Bread Pudding

It’s Not Pudding without Bread

Hello. I’m Robert Whittie of London, a former online casino owner who sold out to follow my first love: cooking and traditional English puddings. Welcome to my blog, where we discuss not just traditional puddings but the history behind them as well. I have such a passion for cooking and for puddings that I couldn’t stay out of the kitchen. Today, we are going to look at bread pudding, a much maligned and misunderstood pudding, yet a wonderful taste treat.

We know from history that bread has sustained many peoples. It was sometimes hollowed out to form a bowl, into which was then poured sweet concoctions. History tells us that variations of bread pudding come from Asia, Egypt and even India. Caramel, honey, nuts and raisins figured largely in their renditions of the pudding. We are told that they sometimes ate it cold like a cake.

Since prehistory, thrifty cooks have used stale bread as thickeners by making it into crumbs or as the body of a pudding. Since stale bread is considered unappetising, this is where the maligning comes in. In ancient times, stale bread was boiled in milk, having had the crust removed. It was then sweetened as well as having additions like currants or raisins to fill out the sweet treat. A fat such as butter was then added. Early cooks baked the dish and voila! bread pudding.

You’ll need:

Loaf of stale bread or several slices at least

  • ½ cup raisins
  • 2 cups milk
  • ¼ cup butter
  • 2 lightly beaten eggs
  • ½ cup caster sugar
  • 1 tsp cinnamon or ground nutmeg
  • ¼ tsp salt

To prepare:

Preheat oven to 350. In a small sauce pan, heat the milk and butter. Cut the crust off your bread and place in your ungreased cake pan corner up. Sprinkle the raisins over the bread slices. After this, mix the eggs and dry ingredients in a large bowl. Stir in the milk mixture. Pour over the bread and raisins. This needs to set until the bread soaks up the wet mixture, about 20 minutes or so. Bake 40 to 45 minutes or until an inserted toothpick comes back clean. Top with custard or cream.

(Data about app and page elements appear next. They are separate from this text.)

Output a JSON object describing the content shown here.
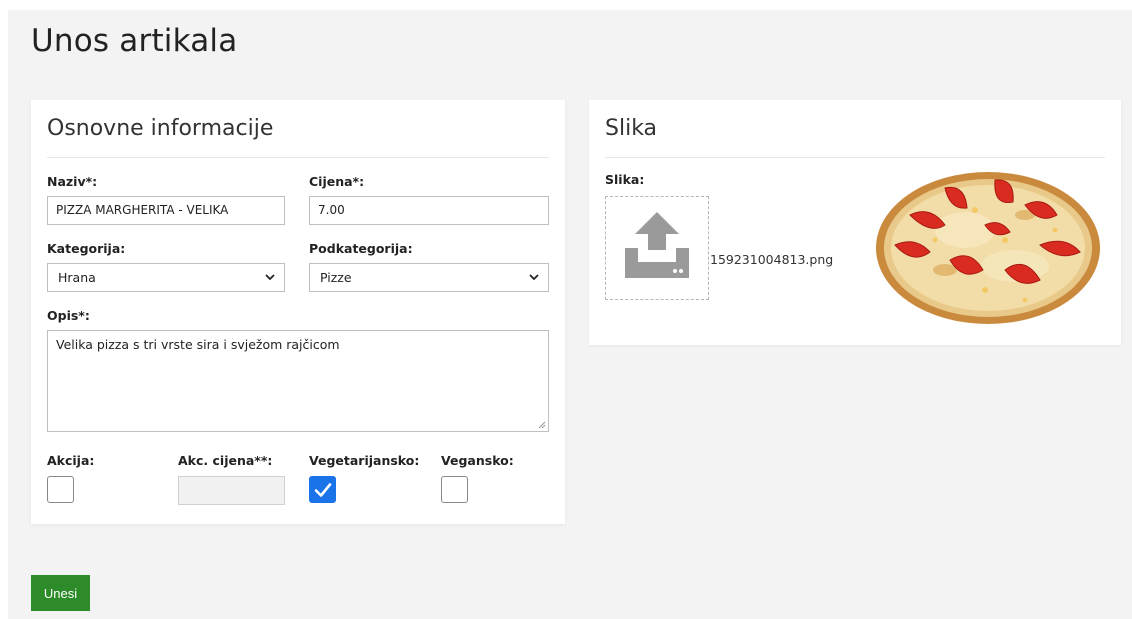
{
  "page": {
    "title": "Unos artikala"
  },
  "basic": {
    "title": "Osnovne informacije",
    "name_label": "Naziv*:",
    "name_value": "PIZZA MARGHERITA - VELIKA",
    "price_label": "Cijena*:",
    "price_value": "7.00",
    "category_label": "Kategorija:",
    "category_value": "Hrana",
    "subcategory_label": "Podkategorija:",
    "subcategory_value": "Pizze",
    "description_label": "Opis*:",
    "description_value": "Velika pizza s tri vrste sira i svježom rajčicom",
    "sale_label": "Akcija:",
    "sale_checked": false,
    "sale_price_label": "Akc. cijena**:",
    "sale_price_value": "",
    "vegetarian_label": "Vegetarijansko:",
    "vegetarian_checked": true,
    "vegan_label": "Vegansko:",
    "vegan_checked": false
  },
  "image": {
    "title": "Slika",
    "label": "Slika:",
    "filename": "159231004813.png",
    "upload_icon": "upload-icon"
  },
  "actions": {
    "submit_label": "Unesi"
  },
  "colors": {
    "accent": "#1a73e8",
    "submit": "#2e8b2a",
    "background": "#f3f3f3"
  }
}
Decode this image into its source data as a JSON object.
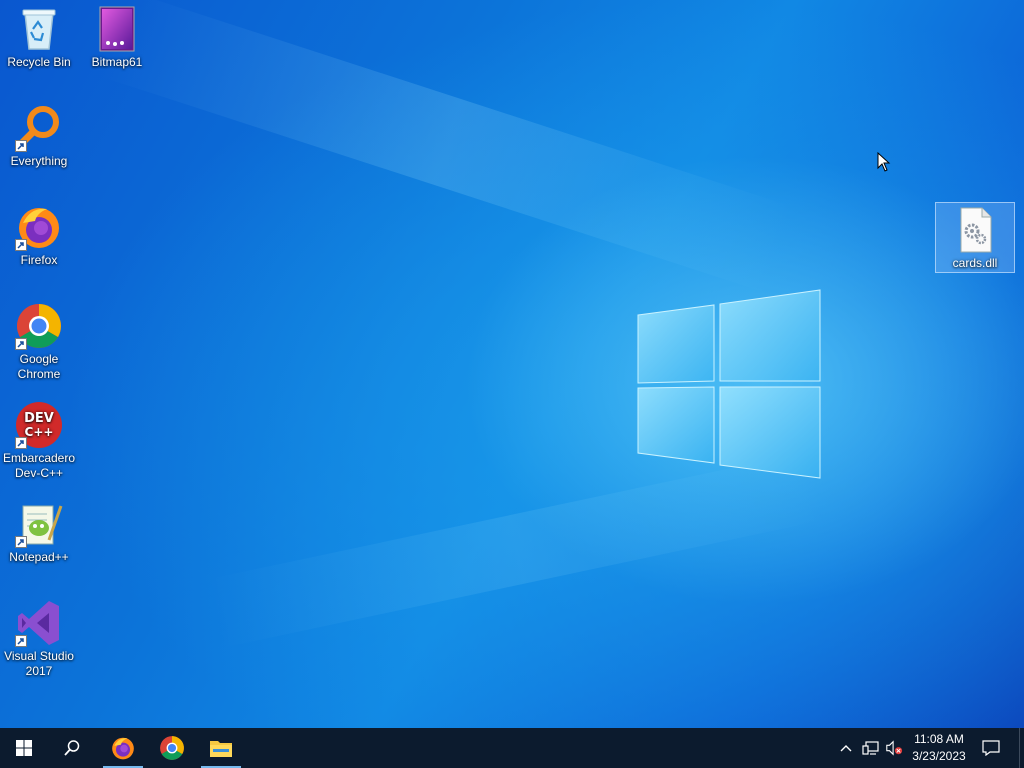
{
  "desktop": {
    "icons": [
      {
        "id": "recycle-bin",
        "label": "Recycle Bin"
      },
      {
        "id": "bitmap61",
        "label": "Bitmap61"
      },
      {
        "id": "everything",
        "label": "Everything"
      },
      {
        "id": "firefox",
        "label": "Firefox"
      },
      {
        "id": "google-chrome",
        "label": "Google Chrome"
      },
      {
        "id": "embarcadero-devcpp",
        "label": "Embarcadero Dev-C++"
      },
      {
        "id": "notepadpp",
        "label": "Notepad++"
      },
      {
        "id": "visual-studio",
        "label": "Visual Studio 2017"
      },
      {
        "id": "cards-dll",
        "label": "cards.dll",
        "selected": true
      }
    ]
  },
  "taskbar": {
    "buttons": [
      {
        "id": "start",
        "icon": "windows-logo-icon"
      },
      {
        "id": "search",
        "icon": "search-icon"
      },
      {
        "id": "firefox",
        "icon": "firefox-icon",
        "running": true
      },
      {
        "id": "chrome",
        "icon": "chrome-icon",
        "running": false
      },
      {
        "id": "file-explorer",
        "icon": "folder-icon",
        "running": true
      }
    ],
    "tray": {
      "icons": [
        "chevron-up-icon",
        "network-icon",
        "volume-muted-icon",
        "notification-icon"
      ],
      "time": "11:08 AM",
      "date": "3/23/2023"
    }
  },
  "colors": {
    "taskbar": "#0c1b2e",
    "desktop_accent": "#0c74d9",
    "active_indicator": "#76b9ed"
  }
}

Note to cooks: any type of old stale bread can be used, from baguettes to raisin bread (saving you a step) to stale cakes.